Start of DATA FOR ANALYSIS
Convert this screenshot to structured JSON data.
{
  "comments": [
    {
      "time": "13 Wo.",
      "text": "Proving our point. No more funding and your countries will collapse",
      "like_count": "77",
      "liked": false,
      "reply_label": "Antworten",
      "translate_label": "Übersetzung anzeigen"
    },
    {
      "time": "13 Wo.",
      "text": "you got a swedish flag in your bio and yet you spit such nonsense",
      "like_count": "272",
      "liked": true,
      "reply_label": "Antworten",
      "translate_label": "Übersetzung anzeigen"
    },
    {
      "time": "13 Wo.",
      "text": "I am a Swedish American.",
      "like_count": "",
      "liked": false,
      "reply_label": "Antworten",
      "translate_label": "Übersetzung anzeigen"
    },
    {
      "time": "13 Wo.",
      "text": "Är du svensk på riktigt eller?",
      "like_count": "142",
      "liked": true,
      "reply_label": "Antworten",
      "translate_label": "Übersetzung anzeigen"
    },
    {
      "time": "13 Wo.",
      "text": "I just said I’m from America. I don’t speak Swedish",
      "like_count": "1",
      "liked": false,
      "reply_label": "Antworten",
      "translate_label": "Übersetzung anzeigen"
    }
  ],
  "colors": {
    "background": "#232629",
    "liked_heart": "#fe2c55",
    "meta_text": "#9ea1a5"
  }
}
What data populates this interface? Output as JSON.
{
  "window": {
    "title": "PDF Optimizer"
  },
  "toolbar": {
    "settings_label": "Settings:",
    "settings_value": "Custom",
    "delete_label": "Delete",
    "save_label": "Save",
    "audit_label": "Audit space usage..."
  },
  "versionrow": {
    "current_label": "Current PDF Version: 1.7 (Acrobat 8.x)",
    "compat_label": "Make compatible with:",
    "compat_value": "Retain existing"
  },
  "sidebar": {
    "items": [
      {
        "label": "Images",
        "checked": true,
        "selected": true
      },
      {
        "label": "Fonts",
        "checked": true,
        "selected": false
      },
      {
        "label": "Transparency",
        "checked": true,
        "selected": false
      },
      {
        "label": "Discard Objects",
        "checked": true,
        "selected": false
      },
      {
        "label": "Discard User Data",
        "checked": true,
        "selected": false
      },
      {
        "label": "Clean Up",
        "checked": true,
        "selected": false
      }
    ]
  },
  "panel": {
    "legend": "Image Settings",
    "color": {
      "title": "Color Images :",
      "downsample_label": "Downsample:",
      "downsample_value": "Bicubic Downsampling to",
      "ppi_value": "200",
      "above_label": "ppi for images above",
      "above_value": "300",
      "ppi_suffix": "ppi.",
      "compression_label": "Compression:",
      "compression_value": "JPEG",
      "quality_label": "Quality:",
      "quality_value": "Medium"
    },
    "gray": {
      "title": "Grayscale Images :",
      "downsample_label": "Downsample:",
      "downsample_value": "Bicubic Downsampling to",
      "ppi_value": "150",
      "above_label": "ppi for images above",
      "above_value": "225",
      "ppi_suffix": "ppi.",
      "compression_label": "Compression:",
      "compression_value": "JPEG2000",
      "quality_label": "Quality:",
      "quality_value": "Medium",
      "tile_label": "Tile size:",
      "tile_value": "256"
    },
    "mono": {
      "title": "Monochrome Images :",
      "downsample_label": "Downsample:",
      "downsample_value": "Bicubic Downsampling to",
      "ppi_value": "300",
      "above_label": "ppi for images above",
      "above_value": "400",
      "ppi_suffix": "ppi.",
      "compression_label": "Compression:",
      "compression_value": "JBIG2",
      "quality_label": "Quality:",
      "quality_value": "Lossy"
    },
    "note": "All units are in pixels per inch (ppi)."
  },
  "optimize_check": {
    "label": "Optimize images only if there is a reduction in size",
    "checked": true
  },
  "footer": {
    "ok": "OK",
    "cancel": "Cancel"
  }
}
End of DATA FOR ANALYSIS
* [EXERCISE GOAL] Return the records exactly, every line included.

* [WRITTEN ANSWER]
Convert this screenshot to structured JSON data.
{
  "comments": [
    {
      "time": "13 Wo.",
      "text": "Proving our point. No more funding and your countries will collapse",
      "like_count": "77",
      "liked": false,
      "reply_label": "Antworten",
      "translate_label": "Übersetzung anzeigen"
    },
    {
      "time": "13 Wo.",
      "text": "you got a swedish flag in your bio and yet you spit such nonsense",
      "like_count": "272",
      "liked": true,
      "reply_label": "Antworten",
      "translate_label": "Übersetzung anzeigen"
    },
    {
      "time": "13 Wo.",
      "text": "I am a Swedish American.",
      "like_count": "",
      "liked": false,
      "reply_label": "Antworten",
      "translate_label": "Übersetzung anzeigen"
    },
    {
      "time": "13 Wo.",
      "text": "Är du svensk på riktigt eller?",
      "like_count": "142",
      "liked": true,
      "reply_label": "Antworten",
      "translate_label": "Übersetzung anzeigen"
    },
    {
      "time": "13 Wo.",
      "text": "I just said I’m from America. I don’t speak Swedish",
      "like_count": "1",
      "liked": false,
      "reply_label": "Antworten",
      "translate_label": "Übersetzung anzeigen"
    }
  ],
  "colors": {
    "background": "#232629",
    "liked_heart": "#fe2c55",
    "meta_text": "#9ea1a5"
  }
}
What data populates this interface? Output as JSON.
{
  "window": {
    "title": "PDF Optimizer"
  },
  "toolbar": {
    "settings_label": "Settings:",
    "settings_value": "Custom",
    "delete_label": "Delete",
    "save_label": "Save",
    "audit_label": "Audit space usage..."
  },
  "versionrow": {
    "current_label": "Current PDF Version: 1.7 (Acrobat 8.x)",
    "compat_label": "Make compatible with:",
    "compat_value": "Retain existing"
  },
  "sidebar": {
    "items": [
      {
        "label": "Images",
        "checked": true,
        "selected": true
      },
      {
        "label": "Fonts",
        "checked": true,
        "selected": false
      },
      {
        "label": "Transparency",
        "checked": true,
        "selected": false
      },
      {
        "label": "Discard Objects",
        "checked": true,
        "selected": false
      },
      {
        "label": "Discard User Data",
        "checked": true,
        "selected": false
      },
      {
        "label": "Clean Up",
        "checked": true,
        "selected": false
      }
    ]
  },
  "panel": {
    "legend": "Image Settings",
    "color": {
      "title": "Color Images :",
      "downsample_label": "Downsample:",
      "downsample_value": "Bicubic Downsampling to",
      "ppi_value": "200",
      "above_label": "ppi for images above",
      "above_value": "300",
      "ppi_suffix": "ppi.",
      "compression_label": "Compression:",
      "compression_value": "JPEG",
      "quality_label": "Quality:",
      "quality_value": "Medium"
    },
    "gray": {
      "title": "Grayscale Images :",
      "downsample_label": "Downsample:",
      "downsample_value": "Bicubic Downsampling to",
      "ppi_value": "150",
      "above_label": "ppi for images above",
      "above_value": "225",
      "ppi_suffix": "ppi.",
      "compression_label": "Compression:",
      "compression_value": "JPEG2000",
      "quality_label": "Quality:",
      "quality_value": "Medium",
      "tile_label": "Tile size:",
      "tile_value": "256"
    },
    "mono": {
      "title": "Monochrome Images :",
      "downsample_label": "Downsample:",
      "downsample_value": "Bicubic Downsampling to",
      "ppi_value": "300",
      "above_label": "ppi for images above",
      "above_value": "400",
      "ppi_suffix": "ppi.",
      "compression_label": "Compression:",
      "compression_value": "JBIG2",
      "quality_label": "Quality:",
      "quality_value": "Lossy"
    },
    "note": "All units are in pixels per inch (ppi)."
  },
  "optimize_check": {
    "label": "Optimize images only if there is a reduction in size",
    "checked": true
  },
  "footer": {
    "ok": "OK",
    "cancel": "Cancel"
  }
}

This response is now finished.